3. Why must I use Oracle ADF Faces? What does a Database company have to do with JSF?
ADF Faces is Oracle’s implementation of JSF standard. There are other implementations out there, like MyFaces, ICEFaces and Sun’s reference implementation. ADF Faces is among the best JSF implemenations so far, it owns more 100+ JSF UI/non-UI components which programers can use to create their web app.
Actually Oracle is using the ADF Faces to build their next generation of ERP/CRM systems called Fusion Applications. So ADF Faces is more widely used than many other JSF components.
4. How do I learn ADF Faces? Do I need to know JSF first? Is it hard?
Basically, I suggest you learn the JSF before learn the ADF Faces. There are many JSF tutorials you can find using google. jsftutorials.net is good place to start with. There are also some good books about JSF, JavaServer Faces: The Complete Reference is a good one. Generally, JSF is a little complicated than Struts.
If you know JSF already, ADF Faces will be just a walk by the lake for you.
However, in articles on this site I’ll assume you have no experience with JSF.
This is the #1 post of this blog. I’m gonna spend a little time explaining what you will see in this blog in the future.
1. What is this site all about?
Generally, this purpose of this site is to teach people how to use Oracle ADF Faces framework to create J2EE application.
2. Why Oracle ADF Faces?
First of all, it’s a Oracle product and I’m working for Oracle. ‘
Secondly, I do believe a JSF implementation like ADF Faces together with Oracle JDeveloper will move J2EE web app developers a step closer to the Rapid Application Developer (RAD) goal. It will definitly boost the productivity if you know it well.

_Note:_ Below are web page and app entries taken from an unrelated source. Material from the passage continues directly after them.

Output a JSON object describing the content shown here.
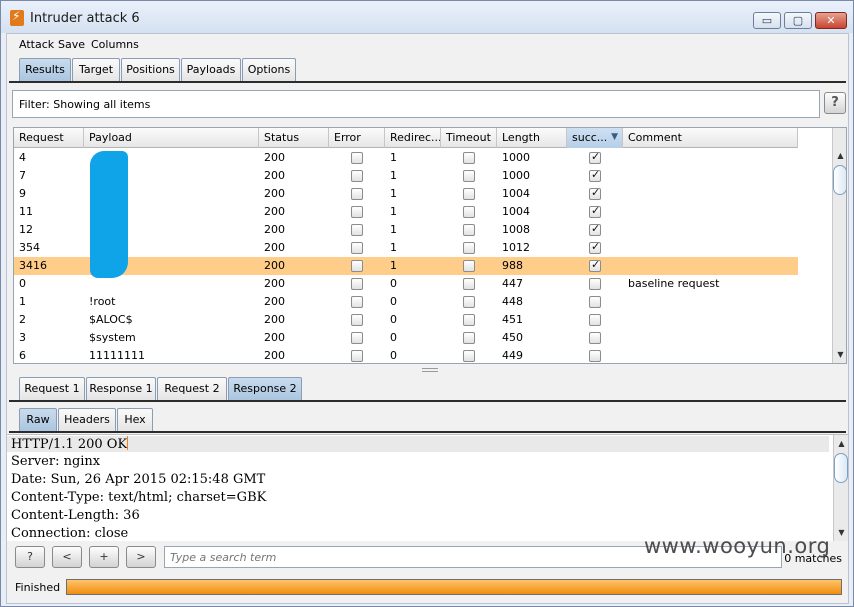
{
  "window": {
    "title": "Intruder attack 6",
    "minimize": "▭",
    "maximize": "▢",
    "close": "✕"
  },
  "menu": {
    "items": [
      "Attack",
      "Save",
      "Columns"
    ]
  },
  "main_tabs": [
    "Results",
    "Target",
    "Positions",
    "Payloads",
    "Options"
  ],
  "filter": {
    "text": "Filter:  Showing all items",
    "help": "?"
  },
  "table": {
    "columns": [
      "Request",
      "Payload",
      "Status",
      "Error",
      "Redirec...",
      "Timeout",
      "Length",
      "succ...",
      "Comment"
    ],
    "sort_icon": "▼",
    "rows": [
      {
        "request": "4",
        "payload": "",
        "status": "200",
        "error": false,
        "redirect": "1",
        "timeout": false,
        "length": "1000",
        "success": true,
        "comment": ""
      },
      {
        "request": "7",
        "payload": "",
        "status": "200",
        "error": false,
        "redirect": "1",
        "timeout": false,
        "length": "1000",
        "success": true,
        "comment": ""
      },
      {
        "request": "9",
        "payload": "",
        "status": "200",
        "error": false,
        "redirect": "1",
        "timeout": false,
        "length": "1004",
        "success": true,
        "comment": ""
      },
      {
        "request": "11",
        "payload": "",
        "status": "200",
        "error": false,
        "redirect": "1",
        "timeout": false,
        "length": "1004",
        "success": true,
        "comment": ""
      },
      {
        "request": "12",
        "payload": "",
        "status": "200",
        "error": false,
        "redirect": "1",
        "timeout": false,
        "length": "1008",
        "success": true,
        "comment": ""
      },
      {
        "request": "354",
        "payload": "",
        "status": "200",
        "error": false,
        "redirect": "1",
        "timeout": false,
        "length": "1012",
        "success": true,
        "comment": ""
      },
      {
        "request": "3416",
        "payload": "",
        "status": "200",
        "error": false,
        "redirect": "1",
        "timeout": false,
        "length": "988",
        "success": true,
        "comment": "",
        "selected": true
      },
      {
        "request": "0",
        "payload": "",
        "status": "200",
        "error": false,
        "redirect": "0",
        "timeout": false,
        "length": "447",
        "success": false,
        "comment": "baseline request"
      },
      {
        "request": "1",
        "payload": "!root",
        "status": "200",
        "error": false,
        "redirect": "0",
        "timeout": false,
        "length": "448",
        "success": false,
        "comment": ""
      },
      {
        "request": "2",
        "payload": "$ALOC$",
        "status": "200",
        "error": false,
        "redirect": "0",
        "timeout": false,
        "length": "451",
        "success": false,
        "comment": ""
      },
      {
        "request": "3",
        "payload": "$system",
        "status": "200",
        "error": false,
        "redirect": "0",
        "timeout": false,
        "length": "450",
        "success": false,
        "comment": ""
      },
      {
        "request": "6",
        "payload": "11111111",
        "status": "200",
        "error": false,
        "redirect": "0",
        "timeout": false,
        "length": "449",
        "success": false,
        "comment": ""
      }
    ]
  },
  "req_resp_tabs": [
    "Request 1",
    "Response 1",
    "Request 2",
    "Response 2"
  ],
  "view_tabs": [
    "Raw",
    "Headers",
    "Hex"
  ],
  "response_lines": [
    "HTTP/1.1 200 OK",
    "Server: nginx",
    "Date: Sun, 26 Apr 2015 02:15:48 GMT",
    "Content-Type: text/html; charset=GBK",
    "Content-Length: 36",
    "Connection: close"
  ],
  "search": {
    "help": "?",
    "prev": "<",
    "add": "+",
    "next": ">",
    "placeholder": "Type a search term",
    "matches": "0 matches"
  },
  "status": {
    "text": "Finished",
    "progress": 1.0
  },
  "watermark": "www.wooyun.org",
  "colors": {
    "selected_row": "#ffcd8a",
    "progress": "#f08d10",
    "active_tab": "#b5cde6",
    "redaction": "#0fa3e8"
  }
}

3. Why without Databinding?
If you know Oracle’s ADF product, you will understand that besides ADF Faces, there is another major ingredient in the ADF framework – the ADF Data Binding mechanism. The existance of ADF Data Binding is to enable utimate drag&drop style development when building a data driven application. It will release you from the burden of manually plumbing the UI component with the underlying business service layer and handles the UI events for you automatically.
But the ADF Data Binding is a sword with two sides. It does save you time from writing some event-handling code. On the other hand, it is not like a breeze to learn how to use Data Biniding. What makes the situation more complicated is that the ADF Faces (or the JSF) is also not as easy as some of the old popular frameworks like Struts. You can imagine, what happens when you have to mix the two at the same time, not to mention you have to know the ADF Business Component or EJB which serves as the Business Service Layer as required by the Data Binding.
So this site is determined to devote to the pure ADF Faces (JSF) way of programming.